EXERCISE DESCRIPTION — Look through the data below. Show each line where the string "value" occurs.

[Dataset rows for apps and sites]
* * *
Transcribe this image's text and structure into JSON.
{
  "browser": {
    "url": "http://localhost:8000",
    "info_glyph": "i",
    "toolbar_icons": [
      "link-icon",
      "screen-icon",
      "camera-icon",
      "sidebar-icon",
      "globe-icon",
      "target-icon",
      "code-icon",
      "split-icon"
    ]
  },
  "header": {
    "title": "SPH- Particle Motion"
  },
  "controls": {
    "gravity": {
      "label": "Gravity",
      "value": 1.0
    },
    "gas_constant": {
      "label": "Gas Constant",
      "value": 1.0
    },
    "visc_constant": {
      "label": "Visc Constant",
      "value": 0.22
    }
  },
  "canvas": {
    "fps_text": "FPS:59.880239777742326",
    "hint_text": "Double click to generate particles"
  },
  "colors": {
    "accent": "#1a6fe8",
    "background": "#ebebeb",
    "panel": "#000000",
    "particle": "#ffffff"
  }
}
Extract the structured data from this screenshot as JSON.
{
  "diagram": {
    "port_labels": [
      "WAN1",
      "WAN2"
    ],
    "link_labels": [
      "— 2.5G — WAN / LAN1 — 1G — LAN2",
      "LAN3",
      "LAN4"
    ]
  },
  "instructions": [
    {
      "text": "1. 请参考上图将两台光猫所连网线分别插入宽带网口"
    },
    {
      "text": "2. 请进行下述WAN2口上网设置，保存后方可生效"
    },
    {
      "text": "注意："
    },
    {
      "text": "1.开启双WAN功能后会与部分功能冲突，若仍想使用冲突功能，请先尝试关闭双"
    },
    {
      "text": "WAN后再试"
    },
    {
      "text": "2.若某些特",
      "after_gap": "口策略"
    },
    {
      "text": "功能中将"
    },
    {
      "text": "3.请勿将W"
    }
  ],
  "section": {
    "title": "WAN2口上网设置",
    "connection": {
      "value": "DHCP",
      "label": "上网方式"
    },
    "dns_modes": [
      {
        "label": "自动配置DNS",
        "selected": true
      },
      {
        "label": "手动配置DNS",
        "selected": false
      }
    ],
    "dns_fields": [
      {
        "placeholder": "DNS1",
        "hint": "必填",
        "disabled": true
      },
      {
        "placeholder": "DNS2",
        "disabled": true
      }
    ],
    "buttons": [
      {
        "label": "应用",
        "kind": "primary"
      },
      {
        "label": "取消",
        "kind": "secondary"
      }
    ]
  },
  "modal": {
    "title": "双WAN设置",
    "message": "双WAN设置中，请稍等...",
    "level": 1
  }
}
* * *
OUTPUT FOR THIS EXERCISE —
      "value": 1.0
      "value": 1.0
      "value": 0.22
      "value": "DHCP",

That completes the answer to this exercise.